GraphCast is powered by AI and almost always outperforms existing forecasting tools. Better yet, this AI only uses a fraction of the computing power of the current system (HRES). The difference is that GraphCast’s AI has absorbed decades of weather information, as well as around 40 years of data from satellites, weather stations and radars. Current processes work differently. Since enormous computing power requires hundreds of machines on a supercomputer, 10-day forecasts are made using huge databases. They contain data on thermodynamics, fluid dynamics and other criteria related to atmospheric conditions.
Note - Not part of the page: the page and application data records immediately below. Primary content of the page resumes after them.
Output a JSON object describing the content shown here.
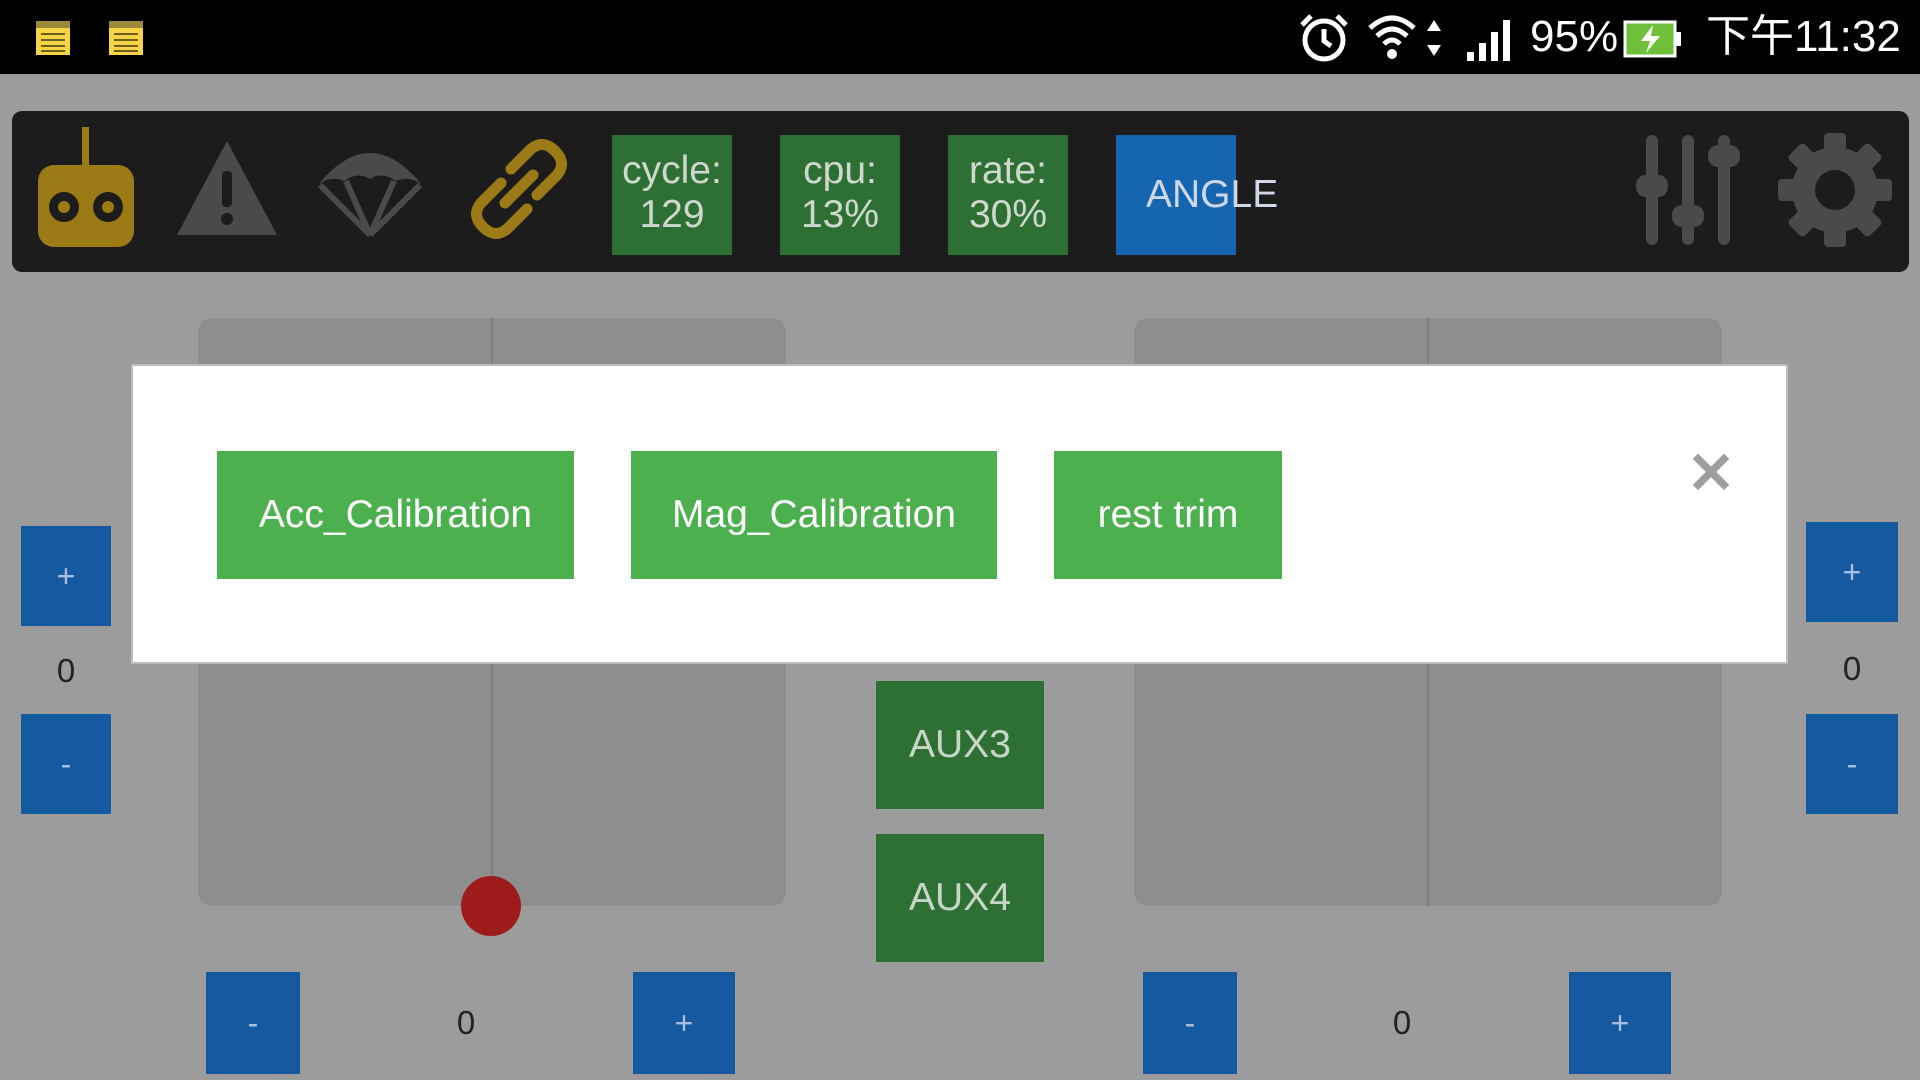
{
  "status_bar": {
    "notification_icons": [
      "notes-icon",
      "notes-icon"
    ],
    "battery_percent": "95%",
    "time": "下午11:32",
    "icons": [
      "alarm-icon",
      "wifi-icon",
      "signal-icon",
      "battery-charging-icon"
    ]
  },
  "toolbar": {
    "icons": [
      "remote-controller-icon",
      "warning-icon",
      "parachute-icon",
      "link-icon",
      "sliders-icon",
      "gear-icon"
    ],
    "stats": [
      {
        "label": "cycle:",
        "value": "129"
      },
      {
        "label": "cpu:",
        "value": "13%"
      },
      {
        "label": "rate:",
        "value": "30%"
      }
    ],
    "mode": "ANGLE",
    "colors": {
      "stat_bg": "#2e6f33",
      "mode_bg": "#1565b0",
      "icon_gold": "#9c7a16",
      "icon_gray": "#4a4a4a"
    }
  },
  "controls": {
    "left_trim_value": "0",
    "right_trim_value": "0",
    "bottom_left_value": "0",
    "bottom_right_value": "0",
    "plus_label": "+",
    "minus_label": "-",
    "aux_buttons": [
      "AUX3",
      "AUX4"
    ]
  },
  "dialog": {
    "buttons": [
      "Acc_Calibration",
      "Mag_Calibration",
      "rest trim"
    ],
    "close_label": "✕"
  }
}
Example of a 10-day GraphCast forecast showing humidity, surface temperature and wind speed. © GraphCast, Deepmind

More precise and less energy consuming than the current model

Only one machine of the same type of supercomputer is required for GraphCast to provide a very precise medium-term forecast in less than a minute. Unlike the current model, GraphCast was even more accurate in over 99.7% of tests by limiting the scope of the analysis to the lowest part of the atmosphere, where the most visible weather events occur. Since its debut in September at the European Center for Medium-Range Weather Forecasts (ECMWF), GraphCast has been able to predict the exact trajectory of Hurricane Lee, which hit Nova Scotia, nine days in advance, three days less than the HRES. GraphCast is open source and its experiments continue with the ECMWF alongside the current HRES.